= BRIEF =
Find the word "dental" below. Copy each line that has it.

(Beginning of DATASET EXTRACT)

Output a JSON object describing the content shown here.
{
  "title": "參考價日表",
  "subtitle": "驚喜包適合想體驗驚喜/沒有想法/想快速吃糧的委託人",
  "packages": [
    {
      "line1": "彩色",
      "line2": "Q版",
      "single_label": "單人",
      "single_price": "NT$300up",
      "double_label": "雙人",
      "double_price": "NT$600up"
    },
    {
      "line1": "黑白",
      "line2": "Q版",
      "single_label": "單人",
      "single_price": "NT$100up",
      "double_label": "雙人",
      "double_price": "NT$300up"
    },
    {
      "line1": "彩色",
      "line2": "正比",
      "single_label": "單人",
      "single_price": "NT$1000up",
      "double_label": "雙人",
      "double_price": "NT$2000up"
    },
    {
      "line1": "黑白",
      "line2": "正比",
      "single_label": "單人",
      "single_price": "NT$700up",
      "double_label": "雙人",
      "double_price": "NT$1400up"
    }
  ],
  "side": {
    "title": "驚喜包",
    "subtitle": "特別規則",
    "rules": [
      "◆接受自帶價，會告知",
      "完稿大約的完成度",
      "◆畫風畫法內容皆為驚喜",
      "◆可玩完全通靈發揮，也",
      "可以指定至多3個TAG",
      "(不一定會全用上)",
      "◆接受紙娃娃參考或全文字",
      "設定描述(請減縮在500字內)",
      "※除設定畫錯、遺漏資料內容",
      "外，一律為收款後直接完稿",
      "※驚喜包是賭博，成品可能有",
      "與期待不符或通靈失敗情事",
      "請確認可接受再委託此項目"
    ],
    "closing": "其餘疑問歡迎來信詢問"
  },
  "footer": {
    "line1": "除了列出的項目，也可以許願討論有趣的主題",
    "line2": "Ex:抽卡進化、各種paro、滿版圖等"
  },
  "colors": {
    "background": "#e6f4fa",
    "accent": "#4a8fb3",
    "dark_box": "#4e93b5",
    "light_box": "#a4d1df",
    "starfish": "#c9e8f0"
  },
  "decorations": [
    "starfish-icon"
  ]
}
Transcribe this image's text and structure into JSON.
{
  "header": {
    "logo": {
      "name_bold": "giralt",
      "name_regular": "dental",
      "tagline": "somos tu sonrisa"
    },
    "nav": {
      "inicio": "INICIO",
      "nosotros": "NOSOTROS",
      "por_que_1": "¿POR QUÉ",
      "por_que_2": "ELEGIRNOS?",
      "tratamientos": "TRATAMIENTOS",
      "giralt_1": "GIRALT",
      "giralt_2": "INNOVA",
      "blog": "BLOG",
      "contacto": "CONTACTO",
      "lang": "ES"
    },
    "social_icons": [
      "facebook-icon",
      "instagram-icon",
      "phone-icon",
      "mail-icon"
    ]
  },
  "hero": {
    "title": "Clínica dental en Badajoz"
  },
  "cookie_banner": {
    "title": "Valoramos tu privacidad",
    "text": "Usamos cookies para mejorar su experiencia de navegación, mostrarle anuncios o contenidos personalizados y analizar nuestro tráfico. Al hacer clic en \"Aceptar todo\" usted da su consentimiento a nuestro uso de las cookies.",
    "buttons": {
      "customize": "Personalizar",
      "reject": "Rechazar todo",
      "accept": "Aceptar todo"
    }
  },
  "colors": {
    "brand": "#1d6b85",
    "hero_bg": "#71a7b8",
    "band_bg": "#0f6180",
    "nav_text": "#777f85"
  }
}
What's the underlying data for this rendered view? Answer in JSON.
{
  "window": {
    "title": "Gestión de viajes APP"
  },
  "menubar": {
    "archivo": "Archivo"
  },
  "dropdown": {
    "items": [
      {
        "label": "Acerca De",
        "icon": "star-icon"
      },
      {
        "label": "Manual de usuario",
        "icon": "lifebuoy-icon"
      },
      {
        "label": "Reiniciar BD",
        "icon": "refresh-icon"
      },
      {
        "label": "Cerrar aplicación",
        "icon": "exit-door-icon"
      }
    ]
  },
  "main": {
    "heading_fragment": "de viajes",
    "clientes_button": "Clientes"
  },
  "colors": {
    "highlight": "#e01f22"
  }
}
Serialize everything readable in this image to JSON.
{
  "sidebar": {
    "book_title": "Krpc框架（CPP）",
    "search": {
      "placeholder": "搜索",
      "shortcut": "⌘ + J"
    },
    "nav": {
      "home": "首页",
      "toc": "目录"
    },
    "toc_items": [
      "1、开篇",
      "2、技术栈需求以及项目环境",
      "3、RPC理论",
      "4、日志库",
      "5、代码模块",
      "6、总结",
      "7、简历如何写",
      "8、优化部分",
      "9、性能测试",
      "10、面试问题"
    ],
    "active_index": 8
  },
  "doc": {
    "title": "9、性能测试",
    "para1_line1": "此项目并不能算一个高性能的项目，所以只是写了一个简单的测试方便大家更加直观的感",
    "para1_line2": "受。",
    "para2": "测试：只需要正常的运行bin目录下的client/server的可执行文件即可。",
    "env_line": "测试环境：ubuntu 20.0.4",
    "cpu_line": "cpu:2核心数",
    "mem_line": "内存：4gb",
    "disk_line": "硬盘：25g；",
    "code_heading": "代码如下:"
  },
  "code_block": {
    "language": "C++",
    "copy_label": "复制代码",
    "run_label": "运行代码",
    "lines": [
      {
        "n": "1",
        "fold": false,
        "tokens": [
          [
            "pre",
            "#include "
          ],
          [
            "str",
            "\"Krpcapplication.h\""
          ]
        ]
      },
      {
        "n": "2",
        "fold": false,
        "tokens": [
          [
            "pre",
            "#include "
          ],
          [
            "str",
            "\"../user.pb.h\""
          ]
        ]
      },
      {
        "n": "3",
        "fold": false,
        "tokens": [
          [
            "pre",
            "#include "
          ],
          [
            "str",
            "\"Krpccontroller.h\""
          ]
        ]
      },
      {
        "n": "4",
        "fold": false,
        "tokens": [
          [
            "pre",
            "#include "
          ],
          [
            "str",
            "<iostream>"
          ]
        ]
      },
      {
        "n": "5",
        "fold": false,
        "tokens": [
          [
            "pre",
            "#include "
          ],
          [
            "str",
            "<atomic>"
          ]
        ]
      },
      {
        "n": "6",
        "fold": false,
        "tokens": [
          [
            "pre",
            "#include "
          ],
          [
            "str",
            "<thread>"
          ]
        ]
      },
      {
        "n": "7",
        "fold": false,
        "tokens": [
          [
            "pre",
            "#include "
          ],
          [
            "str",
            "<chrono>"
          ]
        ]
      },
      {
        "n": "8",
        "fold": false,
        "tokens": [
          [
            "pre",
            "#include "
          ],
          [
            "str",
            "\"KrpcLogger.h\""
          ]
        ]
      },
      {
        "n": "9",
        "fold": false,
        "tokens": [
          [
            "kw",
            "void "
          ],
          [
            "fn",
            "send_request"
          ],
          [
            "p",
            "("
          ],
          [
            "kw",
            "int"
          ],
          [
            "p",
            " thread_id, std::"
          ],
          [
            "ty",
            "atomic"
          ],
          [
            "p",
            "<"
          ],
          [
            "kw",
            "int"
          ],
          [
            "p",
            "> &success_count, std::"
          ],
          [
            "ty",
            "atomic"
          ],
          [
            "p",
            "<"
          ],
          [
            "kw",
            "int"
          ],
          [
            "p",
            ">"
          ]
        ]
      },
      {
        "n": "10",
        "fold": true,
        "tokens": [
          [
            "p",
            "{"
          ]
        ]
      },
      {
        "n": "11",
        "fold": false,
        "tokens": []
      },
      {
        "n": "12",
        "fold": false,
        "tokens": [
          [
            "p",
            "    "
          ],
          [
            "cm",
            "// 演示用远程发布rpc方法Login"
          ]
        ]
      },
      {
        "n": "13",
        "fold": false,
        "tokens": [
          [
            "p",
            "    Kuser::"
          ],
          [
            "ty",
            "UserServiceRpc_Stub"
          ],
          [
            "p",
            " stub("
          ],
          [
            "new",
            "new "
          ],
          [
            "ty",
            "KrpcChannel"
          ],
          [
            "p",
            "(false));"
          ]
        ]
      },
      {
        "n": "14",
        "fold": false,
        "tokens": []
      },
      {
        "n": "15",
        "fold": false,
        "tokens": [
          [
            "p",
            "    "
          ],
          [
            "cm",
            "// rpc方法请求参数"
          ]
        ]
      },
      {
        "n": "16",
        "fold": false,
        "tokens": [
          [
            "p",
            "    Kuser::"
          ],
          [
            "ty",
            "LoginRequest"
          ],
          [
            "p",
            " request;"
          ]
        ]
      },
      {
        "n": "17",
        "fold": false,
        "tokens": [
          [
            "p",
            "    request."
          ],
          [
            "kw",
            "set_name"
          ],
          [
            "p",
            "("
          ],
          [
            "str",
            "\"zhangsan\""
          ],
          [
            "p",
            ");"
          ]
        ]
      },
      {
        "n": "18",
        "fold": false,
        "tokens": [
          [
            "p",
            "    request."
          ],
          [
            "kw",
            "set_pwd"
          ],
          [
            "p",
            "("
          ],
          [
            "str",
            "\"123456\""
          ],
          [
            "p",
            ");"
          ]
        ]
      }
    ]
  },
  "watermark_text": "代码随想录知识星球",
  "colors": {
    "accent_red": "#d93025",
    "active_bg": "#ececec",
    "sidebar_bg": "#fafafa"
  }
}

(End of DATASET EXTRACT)

= SOLUTION TO THIS PROBLEM =
      "name_regular": "dental",
    "title": "Clínica dental en Badajoz"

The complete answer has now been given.